written by Marquis “Mr. Qwes” Johnson
Our worst selves in the most beautiful form.
A haunting yet beautiful guitar riff introduces this song. It’s somehow comforting and unsettling all at once. I wait anxiously for SZA to resolve this discomfort. Instead she opens up with a melody and lyrics that seem completely contrasting:
I’m writing a letter to let you know I’m really leaving
And no I’m not keeping your shit
The melody of this line is incredible, the syncopation is one I would have never guessed for this riff, and I’m slightly startled by the candor. Where’s the poetry I was used to from this artist? You begin to think that although it is melodically interesting, you may have already heard this song before from the Marys and Keyshia Coles of the world and you may have been let down. Fortunately the melody and sound are so unique that you continue to listen.
She tells her love interest that she knows about his new homies, hobbies, and hoes. She welcomes him to leave her and go to that hoe. It seemingly has the normal ingredients of a strong black woman who is unphased by her boyfriend’s cheating ways. She even admits to some revenge cheating with one of his friends on Valentines Day while he’s in Vegas presumably also cheating. Then a shift happens. Almost suddenly this display of strength and fortitude gets disrupted by self defeating thoughts:

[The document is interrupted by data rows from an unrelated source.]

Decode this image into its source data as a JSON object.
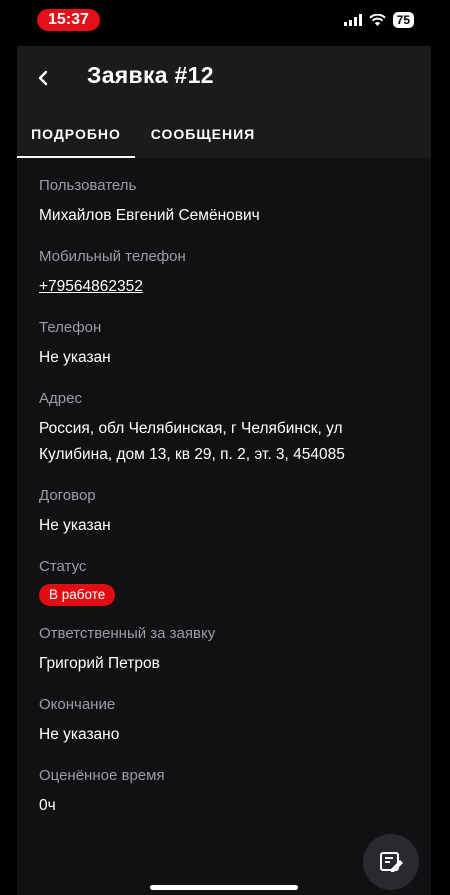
{
  "status_bar": {
    "time": "15:37",
    "battery": "75"
  },
  "header": {
    "title": "Заявка #12",
    "back_icon": "chevron-left-icon"
  },
  "tabs": [
    {
      "label": "ПОДРОБНО",
      "active": true
    },
    {
      "label": "СООБЩЕНИЯ",
      "active": false
    }
  ],
  "details": {
    "user": {
      "label": "Пользователь",
      "value": "Михайлов Евгений Семёнович"
    },
    "mobile": {
      "label": "Мобильный телефон",
      "value": "+79564862352"
    },
    "phone": {
      "label": "Телефон",
      "value": "Не указан"
    },
    "address": {
      "label": "Адрес",
      "value": "Россия, обл Челябинская, г Челябинск, ул Кулибина, дом 13, кв 29, п. 2, эт. 3, 454085"
    },
    "contract": {
      "label": "Договор",
      "value": "Не указан"
    },
    "status": {
      "label": "Статус",
      "value": "В работе",
      "color": "#e20c13"
    },
    "responsible": {
      "label": "Ответственный за заявку",
      "value": "Григорий Петров"
    },
    "end": {
      "label": "Окончание",
      "value": "Не указано"
    },
    "estimated": {
      "label": "Оценённое время",
      "value": "0ч"
    }
  },
  "fab": {
    "icon": "edit-note-icon"
  },
  "colors": {
    "accent": "#e20c13",
    "background": "#000000",
    "panel": "#111113",
    "label": "#9c9ca3"
  }
}
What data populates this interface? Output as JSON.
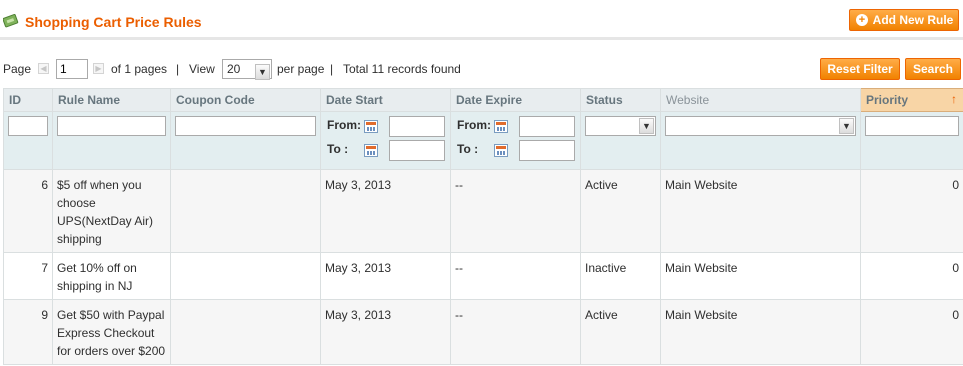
{
  "header": {
    "title": "Shopping Cart Price Rules",
    "add_button": "Add New Rule"
  },
  "pager": {
    "page_label": "Page",
    "current_page": "1",
    "of_pages": "of 1 pages",
    "view_label": "View",
    "per_page_value": "20",
    "per_page_label": "per page",
    "total": "Total 11 records found",
    "separator": "|"
  },
  "actions": {
    "reset_filter": "Reset Filter",
    "search": "Search"
  },
  "columns": {
    "id": "ID",
    "rule_name": "Rule Name",
    "coupon_code": "Coupon Code",
    "date_start": "Date Start",
    "date_expire": "Date Expire",
    "status": "Status",
    "website": "Website",
    "priority": "Priority"
  },
  "filter": {
    "from_label": "From:",
    "to_label": "To :"
  },
  "rows": [
    {
      "id": "6",
      "name": "$5 off when you choose UPS(NextDay Air) shipping",
      "coupon": "",
      "start": "May 3, 2013",
      "expire": "--",
      "status": "Active",
      "website": "Main Website",
      "priority": "0"
    },
    {
      "id": "7",
      "name": "Get 10% off on shipping in NJ",
      "coupon": "",
      "start": "May 3, 2013",
      "expire": "--",
      "status": "Inactive",
      "website": "Main Website",
      "priority": "0"
    },
    {
      "id": "9",
      "name": "Get $50 with Paypal Express Checkout for orders over $200",
      "coupon": "",
      "start": "May 3, 2013",
      "expire": "--",
      "status": "Active",
      "website": "Main Website",
      "priority": "0"
    }
  ],
  "colors": {
    "accent": "#eb5e00",
    "button": "#f18200",
    "header_bg": "#e8edef",
    "filter_bg": "#e3eef0",
    "sorted_bg": "#f8d5a6"
  },
  "icons": {
    "header": "price-rule-icon",
    "add": "plus-circle-icon",
    "calendar": "calendar-icon",
    "sort": "sort-arrow-up-icon"
  }
}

Why am I so easy to forget like that?
It can’t be that easy for you to get like that
In these two lines SZA lets us know that this is not your average breakup song and there is a deeper layer here.
Leave me lonely for prettier women

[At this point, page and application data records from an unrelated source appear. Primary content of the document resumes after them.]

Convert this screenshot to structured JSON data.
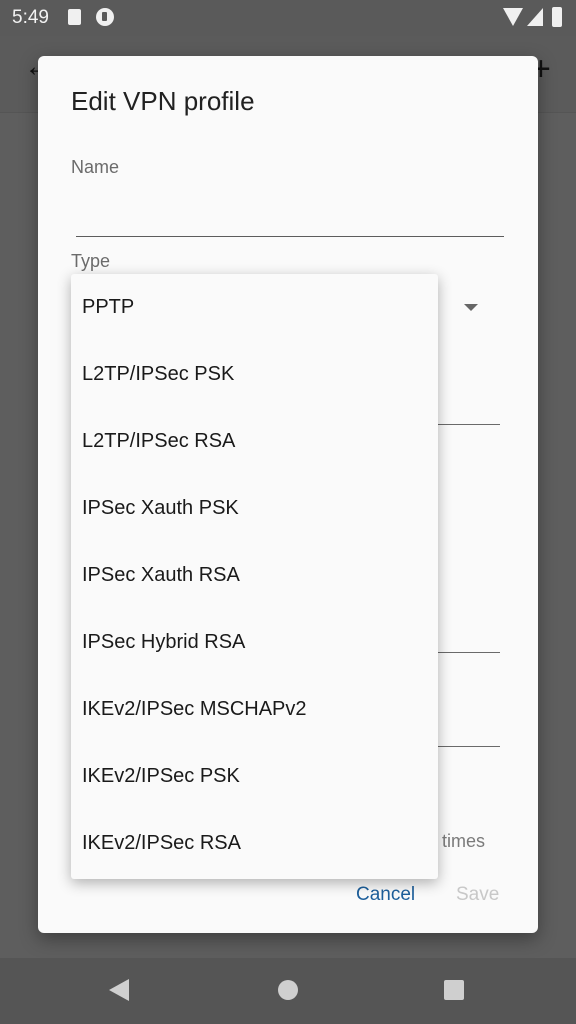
{
  "status_bar": {
    "time": "5:49"
  },
  "dialog": {
    "title": "Edit VPN profile",
    "name_label": "Name",
    "name_value": "",
    "type_label": "Type",
    "partial_text": "times",
    "cancel_label": "Cancel",
    "save_label": "Save"
  },
  "dropdown": {
    "options": [
      "PPTP",
      "L2TP/IPSec PSK",
      "L2TP/IPSec RSA",
      "IPSec Xauth PSK",
      "IPSec Xauth RSA",
      "IPSec Hybrid RSA",
      "IKEv2/IPSec MSCHAPv2",
      "IKEv2/IPSec PSK",
      "IKEv2/IPSec RSA"
    ]
  },
  "colors": {
    "accent": "#1d5f9b",
    "disabled": "#c8c8c8",
    "scrim": "#5e5e5e"
  }
}
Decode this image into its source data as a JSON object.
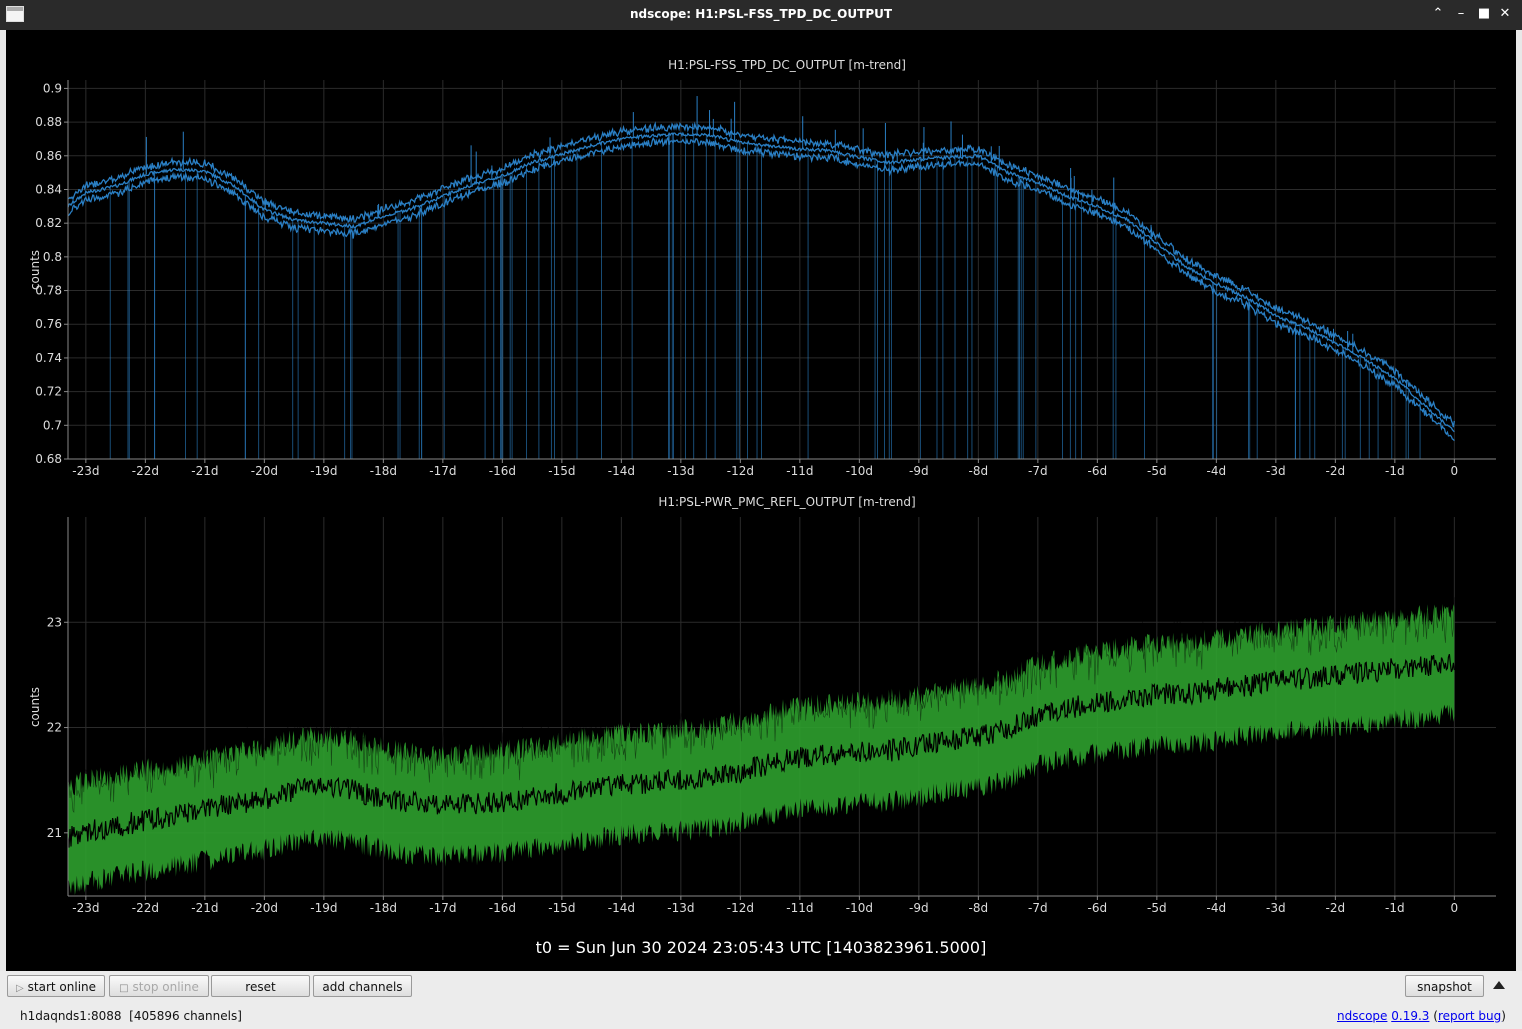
{
  "window": {
    "title": "ndscope: H1:PSL-FSS_TPD_DC_OUTPUT"
  },
  "toolbar": {
    "start_online": "start online",
    "stop_online": "stop online",
    "reset": "reset",
    "add_channels": "add channels",
    "snapshot": "snapshot"
  },
  "status": {
    "server": "h1daqnds1:8088",
    "channels": "[405896 channels]",
    "app_name": "ndscope",
    "version": "0.19.3",
    "paren_open": "(",
    "report_bug": "report bug",
    "paren_close": ")"
  },
  "t0_label": "t0 = Sun Jun 30 2024 23:05:43 UTC [1403823961.5000]",
  "colors": {
    "trace_top": "#2a7fc4",
    "trace_bottom": "#2ea02e",
    "background": "#000000",
    "axis": "#888888",
    "text": "#dddddd"
  },
  "chart_data": [
    {
      "type": "line",
      "title": "H1:PSL-FSS_TPD_DC_OUTPUT [m-trend]",
      "ylabel": "counts",
      "xlim": [
        -23.3,
        0.7
      ],
      "ylim": [
        0.68,
        0.905
      ],
      "xticks": [
        -23,
        -22,
        -21,
        -20,
        -19,
        -18,
        -17,
        -16,
        -15,
        -14,
        -13,
        -12,
        -11,
        -10,
        -9,
        -8,
        -7,
        -6,
        -5,
        -4,
        -3,
        -2,
        -1,
        0
      ],
      "xtick_labels": [
        "-23d",
        "-22d",
        "-21d",
        "-20d",
        "-19d",
        "-18d",
        "-17d",
        "-16d",
        "-15d",
        "-14d",
        "-13d",
        "-12d",
        "-11d",
        "-10d",
        "-9d",
        "-8d",
        "-7d",
        "-6d",
        "-5d",
        "-4d",
        "-3d",
        "-2d",
        "-1d",
        "0"
      ],
      "yticks": [
        0.68,
        0.7,
        0.72,
        0.74,
        0.76,
        0.78,
        0.8,
        0.82,
        0.84,
        0.86,
        0.88,
        0.9
      ],
      "ytick_labels": [
        "0.68",
        "0.7",
        "0.72",
        "0.74",
        "0.76",
        "0.78",
        "0.8",
        "0.82",
        "0.84",
        "0.86",
        "0.88",
        "0.9"
      ],
      "grid": true,
      "series": [
        {
          "x": [
            -23.3,
            -23,
            -22.5,
            -22,
            -21.5,
            -21,
            -20.5,
            -20,
            -19.5,
            -19,
            -18.5,
            -18,
            -17.5,
            -17,
            -16.5,
            -16,
            -15.5,
            -15,
            -14.5,
            -14,
            -13.5,
            -13,
            -12.5,
            -12,
            -11.5,
            -11,
            -10.5,
            -10,
            -9.5,
            -9,
            -8.5,
            -8,
            -7.5,
            -7,
            -6.5,
            -6,
            -5.5,
            -5,
            -4.5,
            -4,
            -3.5,
            -3,
            -2.5,
            -2,
            -1.5,
            -1,
            -0.5,
            0
          ],
          "mean": [
            0.83,
            0.838,
            0.842,
            0.849,
            0.852,
            0.851,
            0.842,
            0.828,
            0.822,
            0.82,
            0.818,
            0.824,
            0.829,
            0.836,
            0.843,
            0.848,
            0.856,
            0.861,
            0.866,
            0.87,
            0.872,
            0.873,
            0.872,
            0.868,
            0.866,
            0.864,
            0.863,
            0.859,
            0.856,
            0.858,
            0.859,
            0.86,
            0.85,
            0.844,
            0.836,
            0.83,
            0.822,
            0.808,
            0.794,
            0.784,
            0.776,
            0.765,
            0.758,
            0.749,
            0.739,
            0.728,
            0.712,
            0.696
          ],
          "band": 0.004
        }
      ]
    },
    {
      "type": "line",
      "title": "H1:PSL-PWR_PMC_REFL_OUTPUT [m-trend]",
      "ylabel": "counts",
      "xlim": [
        -23.3,
        0.7
      ],
      "ylim": [
        20.4,
        24.0
      ],
      "xticks": [
        -23,
        -22,
        -21,
        -20,
        -19,
        -18,
        -17,
        -16,
        -15,
        -14,
        -13,
        -12,
        -11,
        -10,
        -9,
        -8,
        -7,
        -6,
        -5,
        -4,
        -3,
        -2,
        -1,
        0
      ],
      "xtick_labels": [
        "-23d",
        "-22d",
        "-21d",
        "-20d",
        "-19d",
        "-18d",
        "-17d",
        "-16d",
        "-15d",
        "-14d",
        "-13d",
        "-12d",
        "-11d",
        "-10d",
        "-9d",
        "-8d",
        "-7d",
        "-6d",
        "-5d",
        "-4d",
        "-3d",
        "-2d",
        "-1d",
        "0"
      ],
      "yticks": [
        21,
        22,
        23
      ],
      "ytick_labels": [
        "21",
        "22",
        "23"
      ],
      "grid": true,
      "series": [
        {
          "x": [
            -23.3,
            -23,
            -22.5,
            -22,
            -21.5,
            -21,
            -20.5,
            -20,
            -19.5,
            -19,
            -18.5,
            -18,
            -17.5,
            -17,
            -16.5,
            -16,
            -15.5,
            -15,
            -14.5,
            -14,
            -13.5,
            -13,
            -12.5,
            -12,
            -11.5,
            -11,
            -10.5,
            -10,
            -9.5,
            -9,
            -8.5,
            -8,
            -7.5,
            -7,
            -6.5,
            -6,
            -5.5,
            -5,
            -4.5,
            -4,
            -3.5,
            -3,
            -2.5,
            -2,
            -1.5,
            -1,
            -0.5,
            0
          ],
          "mean": [
            20.95,
            21.02,
            21.06,
            21.12,
            21.16,
            21.22,
            21.28,
            21.32,
            21.4,
            21.45,
            21.4,
            21.32,
            21.28,
            21.26,
            21.27,
            21.3,
            21.33,
            21.38,
            21.42,
            21.46,
            21.48,
            21.5,
            21.52,
            21.58,
            21.66,
            21.72,
            21.74,
            21.76,
            21.78,
            21.82,
            21.88,
            21.92,
            21.98,
            22.12,
            22.18,
            22.24,
            22.28,
            22.32,
            22.32,
            22.36,
            22.4,
            22.44,
            22.46,
            22.5,
            22.52,
            22.56,
            22.58,
            22.62
          ],
          "band": 0.42
        }
      ]
    }
  ]
}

The song has taken a turn and there is much more vulnerability. She let’s us be okay with saying that we’ve been hurt. She details her hurts and needs.
Then comes the definitive lines of this song:
I could be your supermodel if you believe
If you see it in me, see it in me, see it in me
I don’t see myself
These words completely crush me. How many of us have gotten into love relationships for approval and validation? We often look to our significant others to provide in the areas we fall short.
Why I can’t stay alone just by myself?
Wish I was comfortable just with myself
But I need you, but I need you, but I need you
In these lines SZA shows us that this song is not about a breakup, a relationship, nor the wrongdoings of an ex lover. It is about our relationship with ourselves. It’s about what happens when we do not value ourselves and we wait for others to do that work for us.
The song’s execution is quite compelling in the way that it musically accomplishes what it lyrically sets out to do. SZA takes this very basic guitar riff and uniquely stretches and reshapes its potential by singing creative melodies and shifting rhythms. She uses her voice to show us that there is more to this instrumentation than what we may initially hear just like there is more to a breakup than we may initially feel. What began as a story about settling the score with a lover morphed into a song about examining ourselves and professing truths about our own insecurities. In this examination we may all conclude that our relationship with love is less about those we choose to share it with and more about the way we love ourselves.
Every creative choice of this song is purposeful and intentional. That is apparent in the way she colors each word and plays with the tone of each line. By the end of the song we understand why SZA wants us to be unsettled. There is no resolve. Our stream of consciousness tends not to be linear. We are complicated beings and our emotions are often all over the place. It is difficult to capture our true nature in 3 minutes but SZA does this beautifully. She has only identified these concerns and doesn’t pretend to have resolved these issues. It is the most honest breakup song I’ve heard and it truly sets the tone for the rest of the album.
The song ends with the same riff now accompanied by a light drum pattern. Her last lines are “But I need you…” which contradicts the message at the beginning of the song. This is followed by a haunting vocal riff in the background letting us know that we are still unsettled and unresolved but reassures us that this is okay.
Marquis “Mr. Qwes” Johnson is a singer, songwriter, musician, producer, arranger, and recording artist from the Greater Hartford area. He is also an educator, community activist, and global citizen. Follow him on Facebook and Instagram at @Mr. Qwes, and via his website at www.MrQwes.com.